Let us find the number of possible outcomes from each of the events, starting with the selection of the first three letters. To choose the first three letters, we need to select a letter from a collection of 26 letters three times. This is a counting problem with replacement, where a selected object is replaced each time before the selection of the next object. Recall that the number of different ways to select an object 𝑛 times from a collection of 𝑥 different objects with replacement is 𝑥. Substituting 𝑥=26 and 𝑛=3 gives us 26=17576.

Thus, there are 17‎ ‎576 different ways to form the first three letters.

Next, let us find the number of ways to select the last three digits from 1 to 7. We can substitute 𝑥=7 and 𝑛=3 into the formula for a counting problem with replacement to obtain 7=343.

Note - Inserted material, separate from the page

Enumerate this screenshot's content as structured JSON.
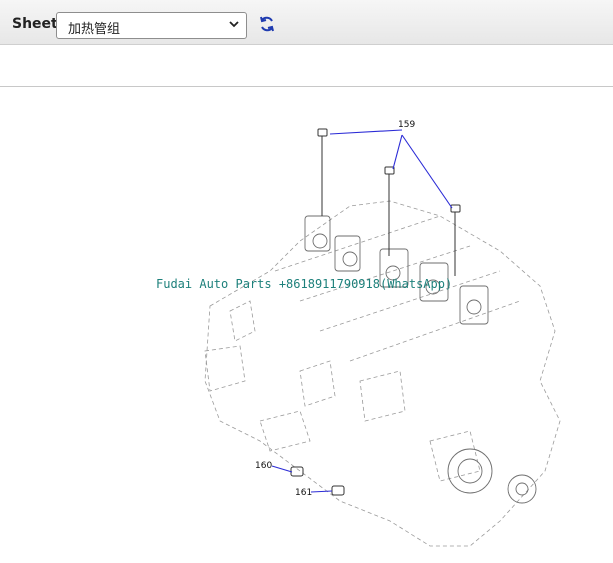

Thus, there are 343 different ways to form the last three digits.

Finally, we can apply the fundamental counting principle to obtain the total number of passwords: 17576×343=6028568.

Hence, there are a 6‎ ‎028‎ ‎568 different passwords beginning with three lowercase letters followed by three numbers from 1 to 7.

Let us finish by recapping a few important concepts from this explainer.

Key Points

  • When the number of outcomes is small enough to be counted by hand, we can determine the number of possible outcomes resulting from multiple events using a tree diagram by following the steps listed below:
    • Choose the order of events. While a specific order of events does not change the number of outcomes in the end, there may be a natural chronological ordering of events in some occasions.
    • Draw one branch for each outcome of the first event originating from a single point at the top.
    • Originating from each outcome of the first event, draw a branch for each possible outcome of the second event considering the given outcome of the first event.
    • Continue down the tree until all events are accounted for.
    • Count the number of branches at the bottom of the tree diagram.
  • If we have two independent events 𝐴 and 𝐵 such that the number of possible outcomes for event 𝐴 is 𝑥 and the number of possible outcomes for event 𝐵 is 𝑦, the total number of distinct possible outcomes of these two events together is the product 𝑥×𝑦.
    Here, two events are independent when a specific outcome of one event does not change the number of possible outcomes of the other event.
  • Let 𝐴,𝐴,,𝐴 be events that are pairwise independent, such that the number of possible outcomes for event 𝐴 is 𝑥 for each 𝑗=1,2,,𝑛. Then, the total number of distinct possible outcomes of these events together is the product 𝑥×𝑥××𝑥.
    Here, a collection of events is pairwise independent when any pair of different events from the collection are independent.
  • The number of different ways to select an object 𝑛 times from a collection of 𝑥 different objects with replacement is 𝑥.

Nagwa uses cookies to ensure you get the best experience on our website. Learn more about our Privacy Policy.